CNBC is going HD. Sort of. The channel will broadcast in 16:9 and they’ll show HD graphics, banners, and tickers on the sides. But the 4:3 talking heads will preside in all their (upscaled) SD glory. While I can sort of understand saving money by delaying the HD studio gear investment, it’s still somewhat baffling considering my CBS affiliate, for example, has been doing the local nightly news in HD for some time.
Archives For HDTV
Infinite free respawns never felt so good? Kevin Tofel, of jkOnTheRun, shares his Dragon’s Lair thoughts and pics.
Ah, 1983. A time when I was waiting for my growth spurt, had no gray hair and could often be found in an arcade or pounding away on my Commodore 64. I enjoyed all different game genres in the arcade: I didnât discriminate on which machine was worthy of a quarter. However, I was always drawn to Dragonâs Lair which was one of the first laserdisc-based games. Maybe it was the movie-like cartoon graphics that captured my attention. (Actually, it was more likely glimpses of the spunky liâl Princess Daphne, but I digress so letâs get to current day.)
Fast forward to 2007. Iâm still waiting for that growth spurt, I bleach the grays and have no time for arcades these days. And whatâs with these âtokensâ? everyone keeps trading real money for: is this Second Life in the real world? No, these days, I stay home and play games in high definition on an Xbox 360 and 60-inch Sony SXRD set. Itâs all exactly as I would have predicted back in 1983, of course.
Thatâs why I was excited to get a copy of Dragonâs Lair in HD-DVD to review. With the remastered disc from Digital Leisure and my Xbox 360 HD-DVD drive, I figured Iâd be giddy with Daphne sightings, er, I mean, ready to once again quest away as Dirk the Daring.
Buried toward the end of this morning’s WSJ article on Sony is a short blurb on Apple TV:
Apple’s set-top device called Apple TV, which lets users play music and video from their computer-based iTunes library, has not been selling strongly since it went on sale earlier this year, analysts say.
I had numerous debates with people when Apple TV first launched about how successful it could be. Then and now the biggest argument for Apple TV has always been that it has the potential to become so much more. If you add HD content to iTunes it could be a great HD video machine. If you add a TV tuner and DVR features it could replace your set-top. If you give people a chance to pay a premium for no DRM, it could transform the video purchasing experience.
Unfortunately, each “if” is fraught with complications. The content companies are fiercely protective of their content and only want to work with Apple on their own terms. This goes double where HD video is concerned given fears of piracy and lost revenue.

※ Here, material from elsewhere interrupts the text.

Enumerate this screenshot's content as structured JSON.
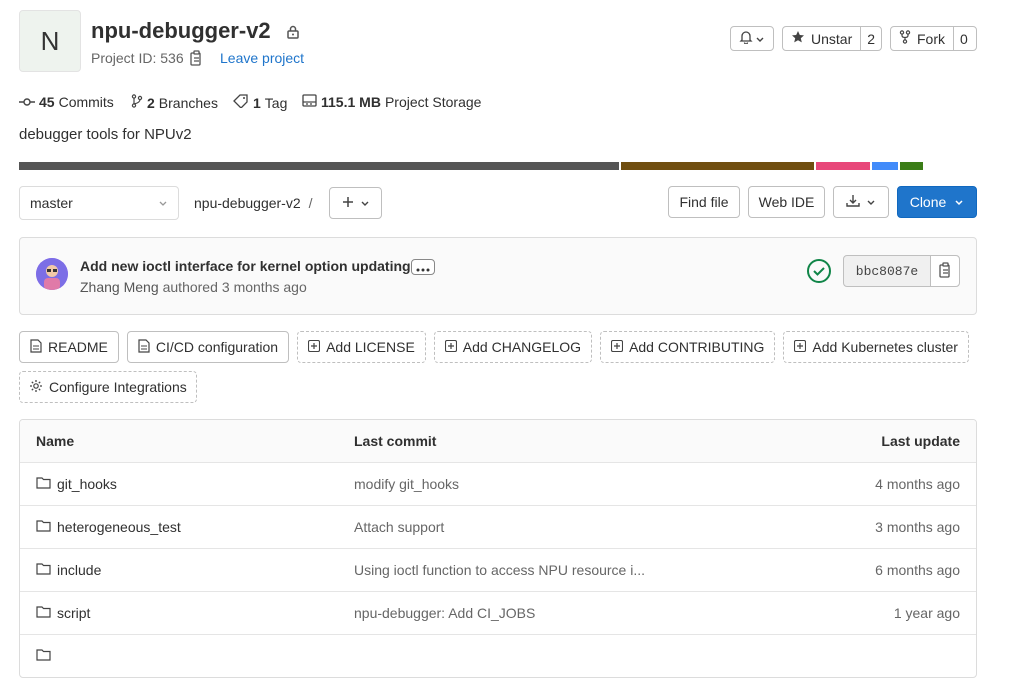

As for consumers, they (we) want access to content they’re used to getting from their cable, satellite or telecom company, and that means dealing with CableCARDs or some other workaround technology. No simple task.